## Your objective
Every line in the material below that includes "with" should be copied.
** Source records follows **
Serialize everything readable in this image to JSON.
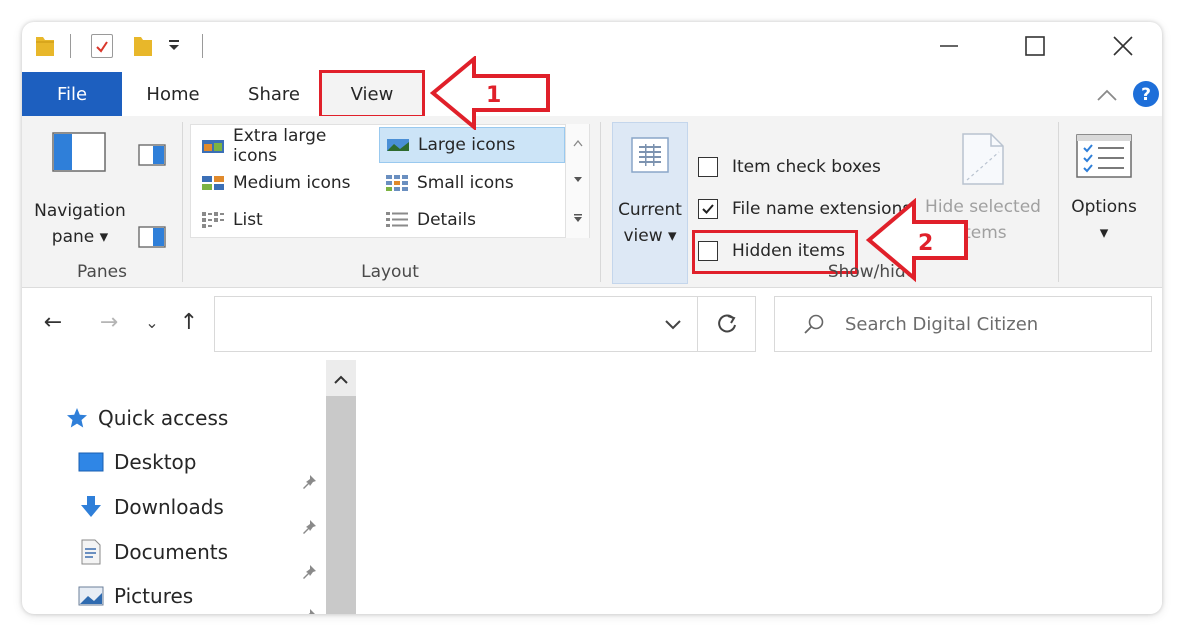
{
  "quick_access_toolbar": {
    "icons": [
      "folder-icon",
      "properties-icon",
      "new-folder-icon",
      "customize-dropdown-icon"
    ]
  },
  "window_controls": {
    "icons": [
      "minimize-icon",
      "maximize-icon",
      "close-icon"
    ]
  },
  "tabs": {
    "file": "File",
    "home": "Home",
    "share": "Share",
    "view": "View"
  },
  "ribbon": {
    "panes": {
      "navigation_pane": "Navigation",
      "navigation_pane_2": "pane ▾",
      "group_label": "Panes"
    },
    "layout": {
      "items": [
        "Extra large icons",
        "Large icons",
        "Medium icons",
        "Small icons",
        "List",
        "Details"
      ],
      "selected": "Large icons",
      "group_label": "Layout"
    },
    "current_view": {
      "line1": "Current",
      "line2": "view ▾"
    },
    "show_hide": {
      "item_check_boxes": "Item check boxes",
      "item_check_boxes_checked": false,
      "file_name_extensions": "File name extensions",
      "file_name_extensions_checked": true,
      "hidden_items": "Hidden items",
      "hidden_items_checked": false,
      "hide_selected_1": "Hide selected",
      "hide_selected_2": "items",
      "group_label": "Show/hide"
    },
    "options": {
      "label": "Options",
      "arrow": "▾"
    }
  },
  "address_bar": {
    "back_glyph": "←",
    "forward_glyph": "→",
    "recent_glyph": "⌄",
    "up_glyph": "↑",
    "dropdown_glyph": "⌄",
    "search_placeholder": "Search Digital Citizen"
  },
  "navigation": {
    "quick_access": "Quick access",
    "items": [
      "Desktop",
      "Downloads",
      "Documents",
      "Pictures"
    ]
  },
  "callouts": {
    "step1": "1",
    "step2": "2"
  },
  "colors": {
    "file_tab": "#1d5fbf",
    "highlight_red": "#e0202a",
    "selection_blue": "#cce4f7",
    "folder_yellow": "#e8b72a",
    "help_blue": "#1e6fd9"
  }
}
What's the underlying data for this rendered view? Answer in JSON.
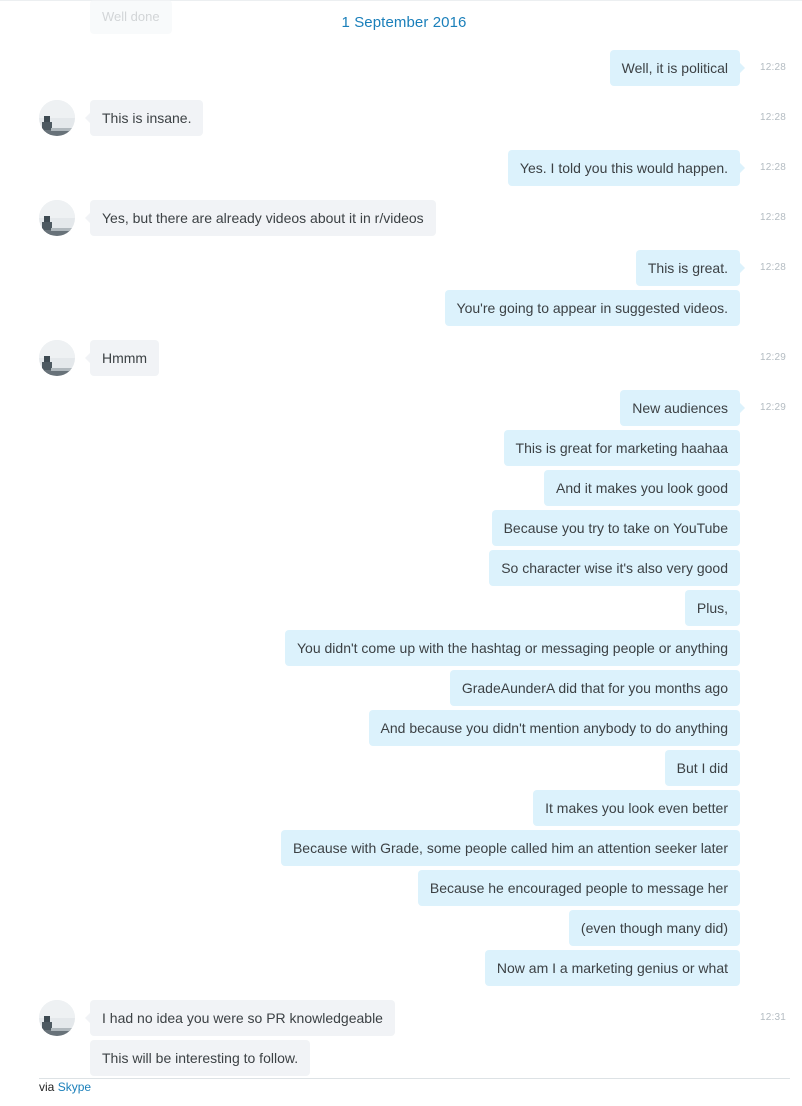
{
  "chat": {
    "partial_previous_message": "Well done",
    "date_header": "1 September 2016",
    "messages": [
      {
        "dir": "out",
        "text": "Well, it is political",
        "time": "12:28"
      },
      {
        "dir": "in",
        "text": "This is insane.",
        "time": "12:28",
        "avatar": true
      },
      {
        "dir": "out",
        "text": "Yes. I told you this would happen.",
        "time": "12:28"
      },
      {
        "dir": "in",
        "text": "Yes, but there are already videos about it in r/videos",
        "time": "12:28",
        "avatar": true
      },
      {
        "dir": "out",
        "text": "This is great.",
        "time": "12:28"
      },
      {
        "dir": "out",
        "text": "You're going to appear in suggested videos.",
        "time": ""
      },
      {
        "dir": "in",
        "text": "Hmmm",
        "time": "12:29",
        "avatar": true
      },
      {
        "dir": "out",
        "text": "New audiences",
        "time": "12:29"
      },
      {
        "dir": "out",
        "text": "This is great for marketing haahaa",
        "time": ""
      },
      {
        "dir": "out",
        "text": "And it makes you look good",
        "time": ""
      },
      {
        "dir": "out",
        "text": "Because you try to take on YouTube",
        "time": ""
      },
      {
        "dir": "out",
        "text": "So character wise it's also very good",
        "time": ""
      },
      {
        "dir": "out",
        "text": "Plus,",
        "time": ""
      },
      {
        "dir": "out",
        "text": "You didn't come up with the hashtag or messaging people or anything",
        "time": ""
      },
      {
        "dir": "out",
        "text": "GradeAunderA did that for you months ago",
        "time": ""
      },
      {
        "dir": "out",
        "text": "And because you didn't mention anybody to do anything",
        "time": ""
      },
      {
        "dir": "out",
        "text": "But I did",
        "time": ""
      },
      {
        "dir": "out",
        "text": "It makes you look even better",
        "time": ""
      },
      {
        "dir": "out",
        "text": "Because with Grade, some people called him an attention seeker later",
        "time": ""
      },
      {
        "dir": "out",
        "text": "Because he encouraged people to message her",
        "time": ""
      },
      {
        "dir": "out",
        "text": "(even though many did)",
        "time": ""
      },
      {
        "dir": "out",
        "text": "Now am I a marketing genius or what",
        "time": ""
      },
      {
        "dir": "in",
        "text": "I had no idea you were so PR knowledgeable",
        "time": "12:31",
        "avatar": true
      },
      {
        "dir": "in",
        "text": "This will be interesting to follow.",
        "time": ""
      }
    ]
  },
  "footer": {
    "prefix": "via",
    "link_label": "Skype"
  },
  "colors": {
    "outgoing_bubble": "#dcf2fc",
    "incoming_bubble": "#f1f3f6",
    "accent": "#1a7fba",
    "timestamp": "#b4bcc2"
  },
  "icons": {
    "avatar": "contact-photo-avatar"
  }
}
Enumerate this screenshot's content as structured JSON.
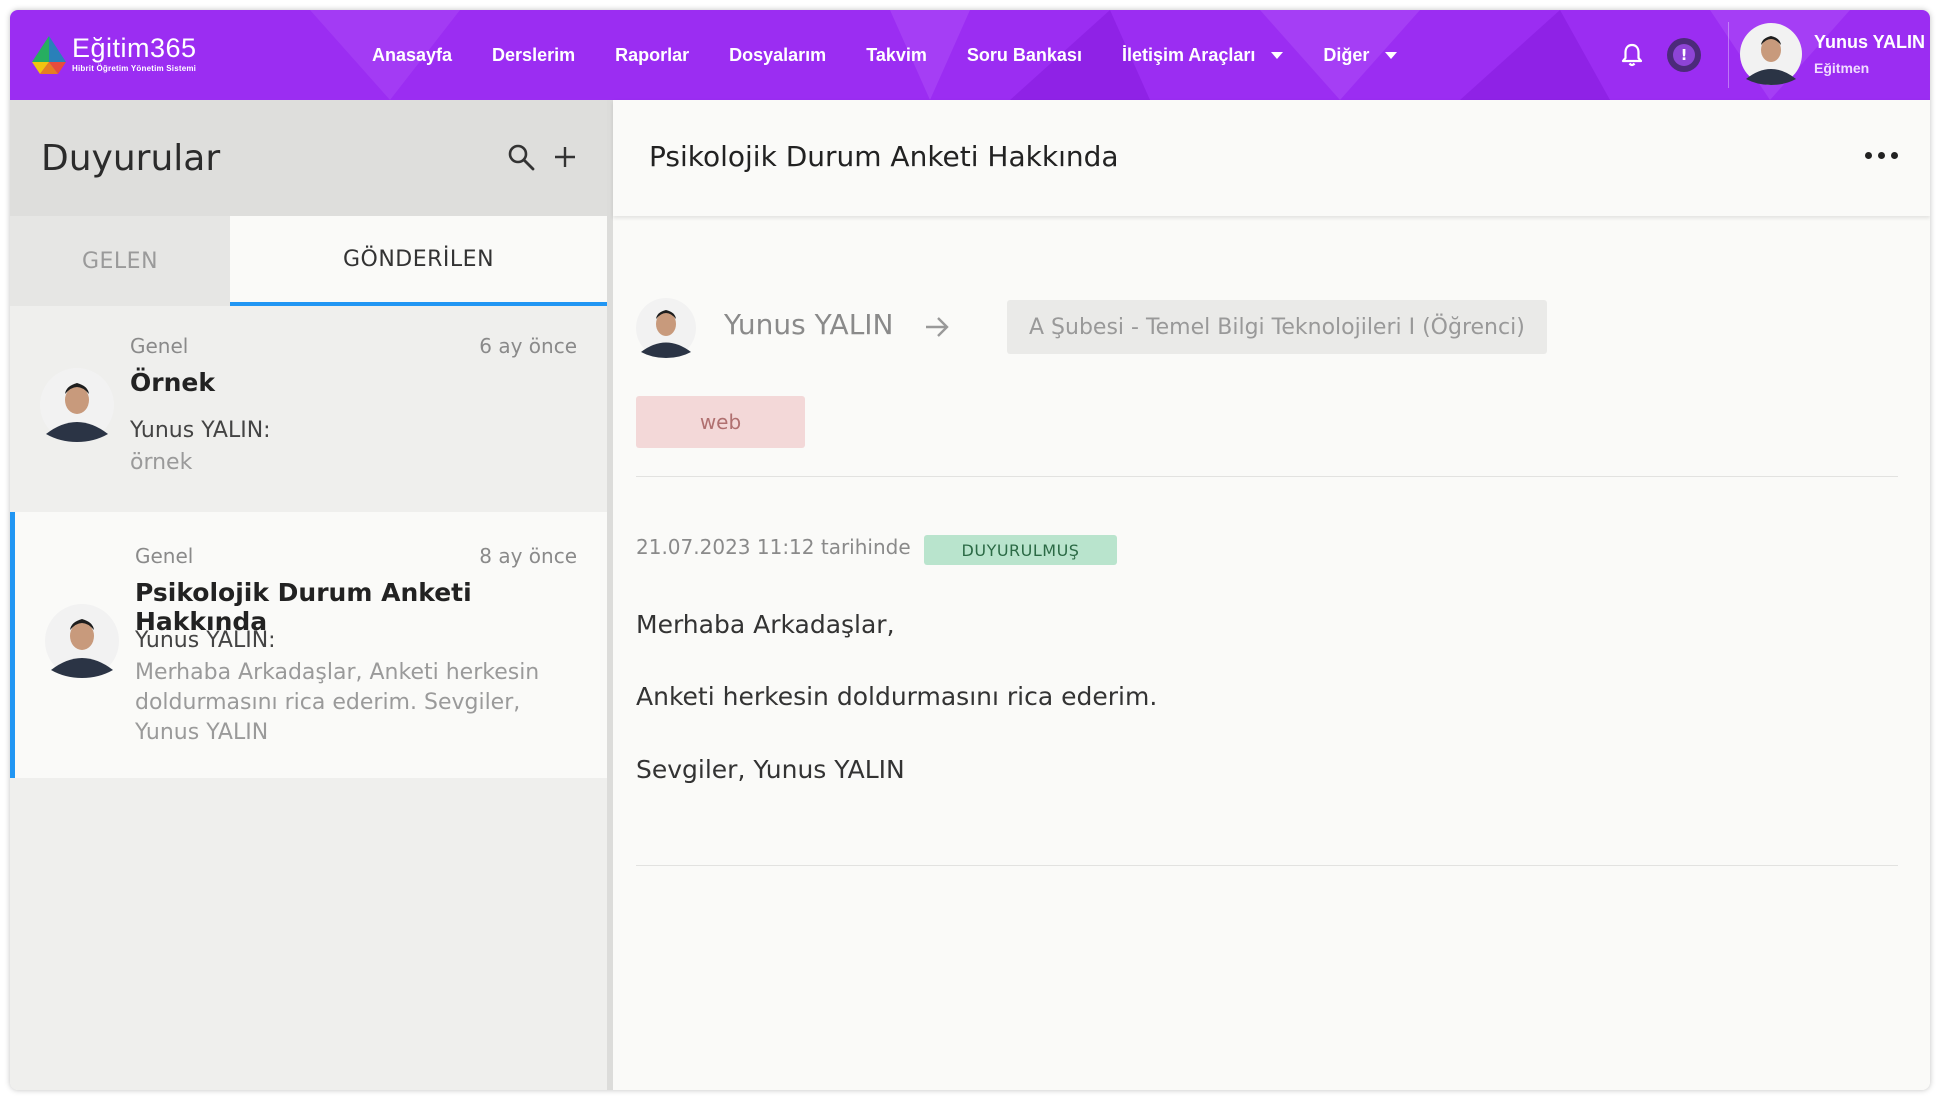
{
  "brand": {
    "name": "Eğitim365",
    "tagline": "Hibrit Öğretim Yönetim Sistemi"
  },
  "nav": {
    "items": [
      {
        "label": "Anasayfa",
        "dropdown": false
      },
      {
        "label": "Derslerim",
        "dropdown": false
      },
      {
        "label": "Raporlar",
        "dropdown": false
      },
      {
        "label": "Dosyalarım",
        "dropdown": false
      },
      {
        "label": "Takvim",
        "dropdown": false
      },
      {
        "label": "Soru Bankası",
        "dropdown": false
      },
      {
        "label": "İletişim Araçları",
        "dropdown": true
      },
      {
        "label": "Diğer",
        "dropdown": true
      }
    ],
    "alert_icon_text": "!"
  },
  "user": {
    "name": "Yunus YALIN",
    "role": "Eğitmen"
  },
  "left_panel": {
    "title": "Duyurular",
    "tabs": {
      "inbox": "GELEN",
      "sent": "GÖNDERİLEN"
    },
    "messages": [
      {
        "category": "Genel",
        "time": "6 ay önce",
        "subject": "Örnek",
        "from": "Yunus YALIN:",
        "preview": [
          "örnek"
        ]
      },
      {
        "category": "Genel",
        "time": "8 ay önce",
        "subject": "Psikolojik Durum Anketi Hakkında",
        "from": "Yunus YALIN:",
        "preview": [
          "Merhaba Arkadaşlar, Anketi herkesin",
          "doldurmasını rica ederim. Sevgiler,",
          "Yunus YALIN"
        ]
      }
    ]
  },
  "detail": {
    "title": "Psikolojik Durum Anketi Hakkında",
    "sender": "Yunus YALIN",
    "recipient": "A Şubesi - Temel Bilgi Teknolojileri I (Öğrenci)",
    "tag": "web",
    "date": "21.07.2023 11:12 tarihinde",
    "status": "DUYURULMUŞ",
    "body": [
      "Merhaba Arkadaşlar,",
      "Anketi herkesin doldurmasını rica ederim.",
      "Sevgiler, Yunus YALIN"
    ]
  },
  "colors": {
    "topbar": "#9b2df2",
    "active_tab_underline": "#2196f3",
    "status_badge_bg": "#b9e4cd",
    "tag_bg": "#f3d8d8"
  },
  "icons": [
    "logo-icon",
    "bell-icon",
    "alert-icon",
    "search-icon",
    "plus-icon",
    "arrow-right-icon",
    "more-icon",
    "chevron-down-icon"
  ]
}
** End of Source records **
## Solution for this exercise
        "text": "You didn't come up with the hashtag or messaging people or anything",
        "text": "Because with Grade, some people called him an attention seeker later",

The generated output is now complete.